## Recorded information
+++++

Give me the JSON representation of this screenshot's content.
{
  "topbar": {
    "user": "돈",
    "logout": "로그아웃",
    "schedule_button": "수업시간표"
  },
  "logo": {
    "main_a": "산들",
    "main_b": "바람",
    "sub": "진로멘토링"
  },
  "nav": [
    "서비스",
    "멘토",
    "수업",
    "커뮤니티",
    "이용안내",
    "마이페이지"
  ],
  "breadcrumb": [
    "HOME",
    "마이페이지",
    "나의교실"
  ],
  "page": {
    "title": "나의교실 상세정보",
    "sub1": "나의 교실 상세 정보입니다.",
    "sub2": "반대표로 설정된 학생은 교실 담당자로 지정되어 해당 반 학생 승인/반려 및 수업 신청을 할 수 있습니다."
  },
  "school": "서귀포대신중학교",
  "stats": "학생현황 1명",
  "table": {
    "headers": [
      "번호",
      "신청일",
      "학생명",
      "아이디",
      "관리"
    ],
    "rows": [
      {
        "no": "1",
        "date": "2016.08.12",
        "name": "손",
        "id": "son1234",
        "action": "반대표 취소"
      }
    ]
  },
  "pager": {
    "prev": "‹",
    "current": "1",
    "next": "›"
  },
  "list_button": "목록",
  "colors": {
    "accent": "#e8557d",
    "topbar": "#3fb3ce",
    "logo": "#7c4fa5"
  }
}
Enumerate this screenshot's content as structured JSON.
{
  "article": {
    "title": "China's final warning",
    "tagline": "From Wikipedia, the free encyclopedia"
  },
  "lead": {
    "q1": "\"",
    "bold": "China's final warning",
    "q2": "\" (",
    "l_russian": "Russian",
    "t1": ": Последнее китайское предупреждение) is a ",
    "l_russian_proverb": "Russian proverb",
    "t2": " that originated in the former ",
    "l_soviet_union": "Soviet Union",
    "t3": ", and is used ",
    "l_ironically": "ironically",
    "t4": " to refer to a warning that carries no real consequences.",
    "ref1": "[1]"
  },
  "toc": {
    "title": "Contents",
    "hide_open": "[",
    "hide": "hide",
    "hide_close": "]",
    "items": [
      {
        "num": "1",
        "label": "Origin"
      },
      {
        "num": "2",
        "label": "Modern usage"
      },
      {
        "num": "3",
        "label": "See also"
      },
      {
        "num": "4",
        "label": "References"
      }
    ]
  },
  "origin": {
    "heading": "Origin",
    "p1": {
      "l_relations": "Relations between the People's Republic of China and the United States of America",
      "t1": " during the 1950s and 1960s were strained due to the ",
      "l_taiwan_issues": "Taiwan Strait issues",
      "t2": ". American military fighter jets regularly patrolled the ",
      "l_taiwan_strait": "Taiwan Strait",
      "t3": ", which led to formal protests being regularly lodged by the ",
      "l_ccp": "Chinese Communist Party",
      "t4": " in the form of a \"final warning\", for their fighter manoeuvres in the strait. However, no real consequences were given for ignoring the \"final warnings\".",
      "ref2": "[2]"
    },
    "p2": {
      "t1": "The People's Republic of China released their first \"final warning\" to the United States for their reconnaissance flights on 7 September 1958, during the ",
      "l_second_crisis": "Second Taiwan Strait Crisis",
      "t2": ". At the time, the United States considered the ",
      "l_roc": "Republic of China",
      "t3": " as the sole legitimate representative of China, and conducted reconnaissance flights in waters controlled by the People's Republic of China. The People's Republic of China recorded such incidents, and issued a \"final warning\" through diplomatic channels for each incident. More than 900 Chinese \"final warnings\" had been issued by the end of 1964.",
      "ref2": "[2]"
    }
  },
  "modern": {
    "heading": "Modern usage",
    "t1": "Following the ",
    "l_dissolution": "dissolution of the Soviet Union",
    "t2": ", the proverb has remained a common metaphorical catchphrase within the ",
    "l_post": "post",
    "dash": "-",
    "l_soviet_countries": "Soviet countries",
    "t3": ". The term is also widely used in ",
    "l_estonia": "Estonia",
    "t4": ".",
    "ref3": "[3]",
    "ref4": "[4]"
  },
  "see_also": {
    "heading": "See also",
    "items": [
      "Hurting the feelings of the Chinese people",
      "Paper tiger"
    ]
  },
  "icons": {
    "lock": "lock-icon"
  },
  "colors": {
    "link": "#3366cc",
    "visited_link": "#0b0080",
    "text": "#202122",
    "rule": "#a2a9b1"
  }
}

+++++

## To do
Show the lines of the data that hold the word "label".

## Answer for the task
        "label": "Origin"
        "label": "Modern usage"
        "label": "See also"
        "label": "References"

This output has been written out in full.